▸ **WHAT TO DO**: Return each record word for word and omit the pictures.
(DATASET RECORDS begins)
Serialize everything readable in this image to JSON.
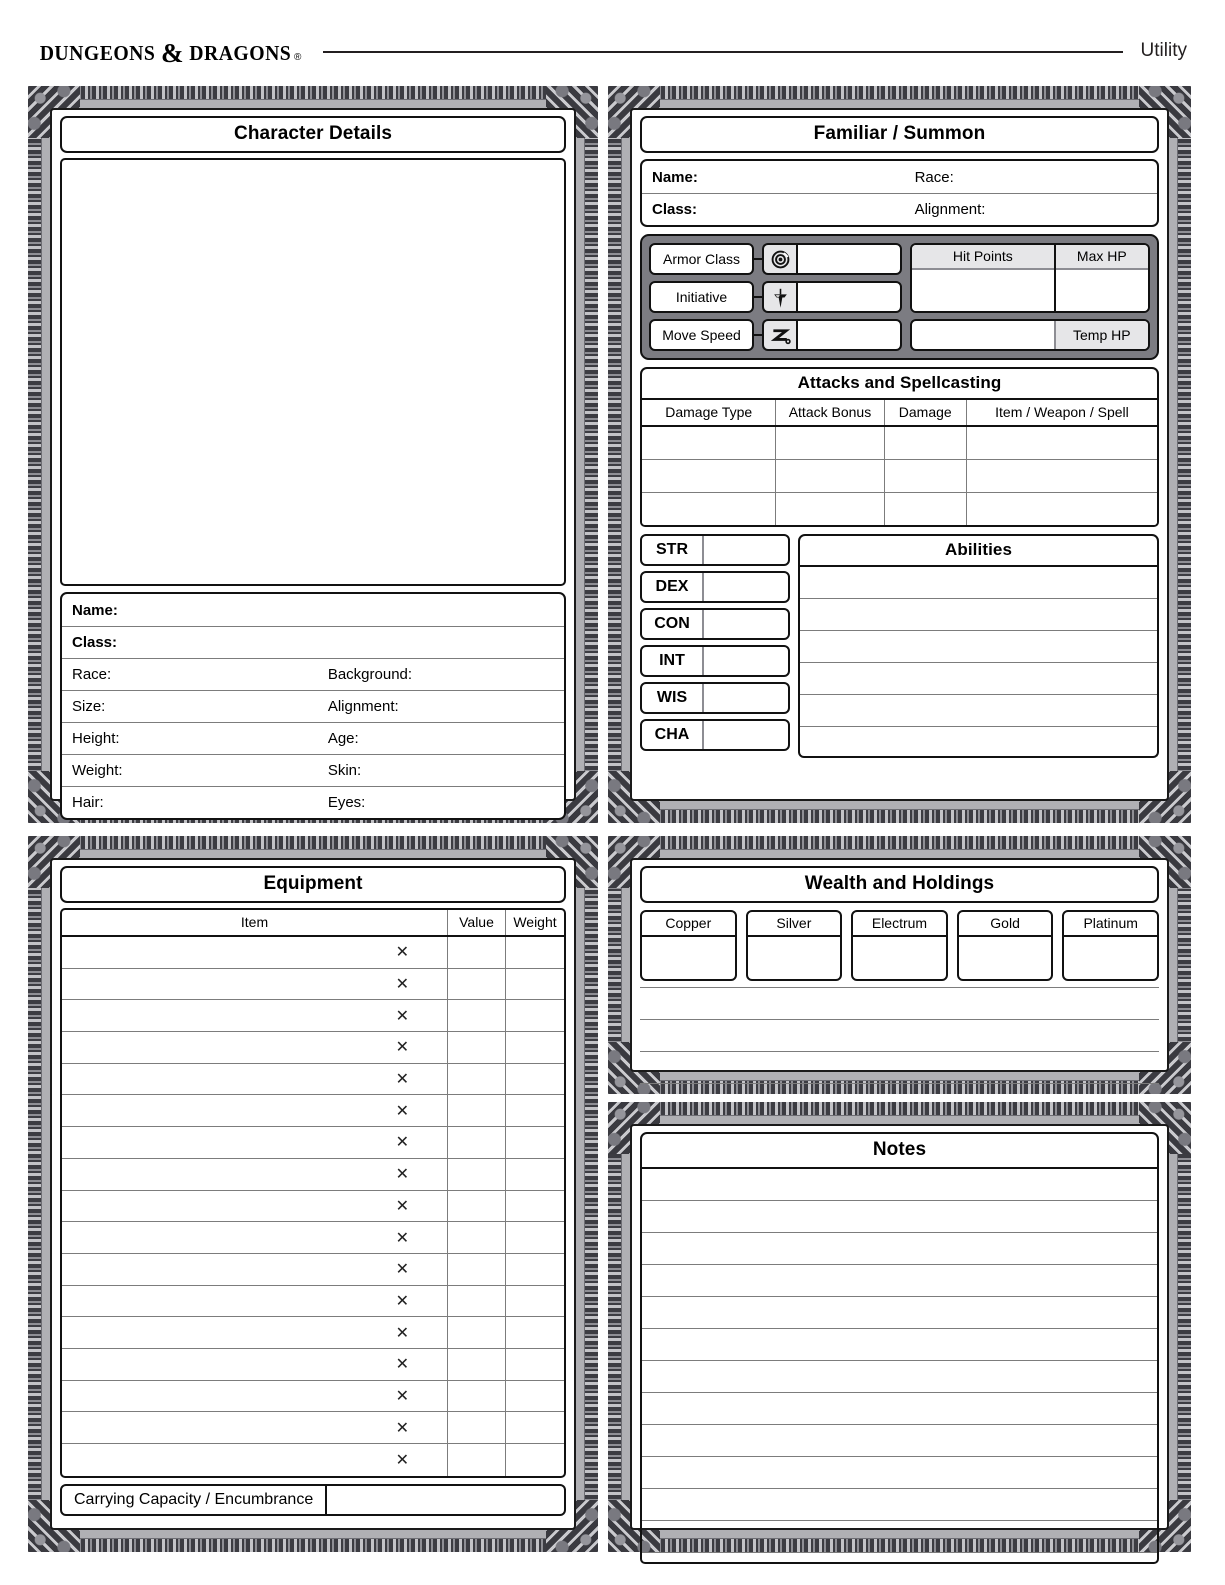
{
  "header": {
    "brand_main_1": "Dungeons",
    "brand_amp": "&",
    "brand_main_2": "Dragons",
    "brand_reg": "®",
    "title": "Utility"
  },
  "character_details": {
    "title": "Character Details",
    "fields": [
      {
        "label": "Name:",
        "bold": true,
        "label2": ""
      },
      {
        "label": "Class:",
        "bold": true,
        "label2": ""
      },
      {
        "label": "Race:",
        "bold": false,
        "label2": "Background:"
      },
      {
        "label": "Size:",
        "bold": false,
        "label2": "Alignment:"
      },
      {
        "label": "Height:",
        "bold": false,
        "label2": "Age:"
      },
      {
        "label": "Weight:",
        "bold": false,
        "label2": "Skin:"
      },
      {
        "label": "Hair:",
        "bold": false,
        "label2": "Eyes:"
      }
    ]
  },
  "familiar": {
    "title": "Familiar / Summon",
    "fields": [
      {
        "label": "Name:",
        "label2": "Race:"
      },
      {
        "label": "Class:",
        "label2": "Alignment:"
      }
    ],
    "stats": [
      {
        "label": "Armor Class",
        "icon": "armor-class-icon"
      },
      {
        "label": "Initiative",
        "icon": "initiative-dagger-icon"
      },
      {
        "label": "Move Speed",
        "icon": "move-speed-icon"
      }
    ],
    "hit_points_label": "Hit Points",
    "max_hp_label": "Max HP",
    "temp_hp_label": "Temp HP"
  },
  "attacks": {
    "title": "Attacks and Spellcasting",
    "columns": [
      "Damage Type",
      "Attack Bonus",
      "Damage",
      "Item / Weapon / Spell"
    ],
    "rows": [
      [
        "",
        "",
        "",
        ""
      ],
      [
        "",
        "",
        "",
        ""
      ],
      [
        "",
        "",
        "",
        ""
      ]
    ]
  },
  "ability_scores": {
    "items": [
      {
        "abbr": "STR",
        "value": ""
      },
      {
        "abbr": "DEX",
        "value": ""
      },
      {
        "abbr": "CON",
        "value": ""
      },
      {
        "abbr": "INT",
        "value": ""
      },
      {
        "abbr": "WIS",
        "value": ""
      },
      {
        "abbr": "CHA",
        "value": ""
      }
    ]
  },
  "abilities": {
    "title": "Abilities",
    "line_count": 6
  },
  "equipment": {
    "title": "Equipment",
    "columns": [
      "Item",
      "Value",
      "Weight"
    ],
    "multiplier_glyph": "✕",
    "row_count": 17,
    "rows": [
      {
        "item": "",
        "value": "",
        "weight": ""
      },
      {
        "item": "",
        "value": "",
        "weight": ""
      },
      {
        "item": "",
        "value": "",
        "weight": ""
      },
      {
        "item": "",
        "value": "",
        "weight": ""
      },
      {
        "item": "",
        "value": "",
        "weight": ""
      },
      {
        "item": "",
        "value": "",
        "weight": ""
      },
      {
        "item": "",
        "value": "",
        "weight": ""
      },
      {
        "item": "",
        "value": "",
        "weight": ""
      },
      {
        "item": "",
        "value": "",
        "weight": ""
      },
      {
        "item": "",
        "value": "",
        "weight": ""
      },
      {
        "item": "",
        "value": "",
        "weight": ""
      },
      {
        "item": "",
        "value": "",
        "weight": ""
      },
      {
        "item": "",
        "value": "",
        "weight": ""
      },
      {
        "item": "",
        "value": "",
        "weight": ""
      },
      {
        "item": "",
        "value": "",
        "weight": ""
      },
      {
        "item": "",
        "value": "",
        "weight": ""
      },
      {
        "item": "",
        "value": "",
        "weight": ""
      }
    ],
    "carrying_capacity_label": "Carrying Capacity / Encumbrance",
    "carrying_capacity_value": ""
  },
  "wealth": {
    "title": "Wealth and Holdings",
    "currencies": [
      {
        "label": "Copper",
        "value": ""
      },
      {
        "label": "Silver",
        "value": ""
      },
      {
        "label": "Electrum",
        "value": ""
      },
      {
        "label": "Gold",
        "value": ""
      },
      {
        "label": "Platinum",
        "value": ""
      }
    ],
    "line_count": 3
  },
  "notes": {
    "title": "Notes",
    "line_count": 11
  },
  "colors": {
    "ink": "#111111",
    "rule": "#7c7c7c",
    "frame_dark": "#3a3a40",
    "frame_gray": "#b0b0b4",
    "panel_shade": "#e6e6e8",
    "statblock_bg": "#7c7c82"
  }
}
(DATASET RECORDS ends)
▸ **SOLUTION TO THE EXERCISE**:
Serialize everything readable in this image to JSON.
{
  "header": {
    "brand_main_1": "Dungeons",
    "brand_amp": "&",
    "brand_main_2": "Dragons",
    "brand_reg": "®",
    "title": "Utility"
  },
  "character_details": {
    "title": "Character Details",
    "fields": [
      {
        "label": "Name:",
        "bold": true,
        "label2": ""
      },
      {
        "label": "Class:",
        "bold": true,
        "label2": ""
      },
      {
        "label": "Race:",
        "bold": false,
        "label2": "Background:"
      },
      {
        "label": "Size:",
        "bold": false,
        "label2": "Alignment:"
      },
      {
        "label": "Height:",
        "bold": false,
        "label2": "Age:"
      },
      {
        "label": "Weight:",
        "bold": false,
        "label2": "Skin:"
      },
      {
        "label": "Hair:",
        "bold": false,
        "label2": "Eyes:"
      }
    ]
  },
  "familiar": {
    "title": "Familiar / Summon",
    "fields": [
      {
        "label": "Name:",
        "label2": "Race:"
      },
      {
        "label": "Class:",
        "label2": "Alignment:"
      }
    ],
    "stats": [
      {
        "label": "Armor Class",
        "icon": "armor-class-icon"
      },
      {
        "label": "Initiative",
        "icon": "initiative-dagger-icon"
      },
      {
        "label": "Move Speed",
        "icon": "move-speed-icon"
      }
    ],
    "hit_points_label": "Hit Points",
    "max_hp_label": "Max HP",
    "temp_hp_label": "Temp HP"
  },
  "attacks": {
    "title": "Attacks and Spellcasting",
    "columns": [
      "Damage Type",
      "Attack Bonus",
      "Damage",
      "Item / Weapon / Spell"
    ],
    "rows": [
      [
        "",
        "",
        "",
        ""
      ],
      [
        "",
        "",
        "",
        ""
      ],
      [
        "",
        "",
        "",
        ""
      ]
    ]
  },
  "ability_scores": {
    "items": [
      {
        "abbr": "STR",
        "value": ""
      },
      {
        "abbr": "DEX",
        "value": ""
      },
      {
        "abbr": "CON",
        "value": ""
      },
      {
        "abbr": "INT",
        "value": ""
      },
      {
        "abbr": "WIS",
        "value": ""
      },
      {
        "abbr": "CHA",
        "value": ""
      }
    ]
  },
  "abilities": {
    "title": "Abilities",
    "line_count": 6
  },
  "equipment": {
    "title": "Equipment",
    "columns": [
      "Item",
      "Value",
      "Weight"
    ],
    "multiplier_glyph": "✕",
    "row_count": 17,
    "rows": [
      {
        "item": "",
        "value": "",
        "weight": ""
      },
      {
        "item": "",
        "value": "",
        "weight": ""
      },
      {
        "item": "",
        "value": "",
        "weight": ""
      },
      {
        "item": "",
        "value": "",
        "weight": ""
      },
      {
        "item": "",
        "value": "",
        "weight": ""
      },
      {
        "item": "",
        "value": "",
        "weight": ""
      },
      {
        "item": "",
        "value": "",
        "weight": ""
      },
      {
        "item": "",
        "value": "",
        "weight": ""
      },
      {
        "item": "",
        "value": "",
        "weight": ""
      },
      {
        "item": "",
        "value": "",
        "weight": ""
      },
      {
        "item": "",
        "value": "",
        "weight": ""
      },
      {
        "item": "",
        "value": "",
        "weight": ""
      },
      {
        "item": "",
        "value": "",
        "weight": ""
      },
      {
        "item": "",
        "value": "",
        "weight": ""
      },
      {
        "item": "",
        "value": "",
        "weight": ""
      },
      {
        "item": "",
        "value": "",
        "weight": ""
      },
      {
        "item": "",
        "value": "",
        "weight": ""
      }
    ],
    "carrying_capacity_label": "Carrying Capacity / Encumbrance",
    "carrying_capacity_value": ""
  },
  "wealth": {
    "title": "Wealth and Holdings",
    "currencies": [
      {
        "label": "Copper",
        "value": ""
      },
      {
        "label": "Silver",
        "value": ""
      },
      {
        "label": "Electrum",
        "value": ""
      },
      {
        "label": "Gold",
        "value": ""
      },
      {
        "label": "Platinum",
        "value": ""
      }
    ],
    "line_count": 3
  },
  "notes": {
    "title": "Notes",
    "line_count": 11
  },
  "colors": {
    "ink": "#111111",
    "rule": "#7c7c7c",
    "frame_dark": "#3a3a40",
    "frame_gray": "#b0b0b4",
    "panel_shade": "#e6e6e8",
    "statblock_bg": "#7c7c82"
  }
}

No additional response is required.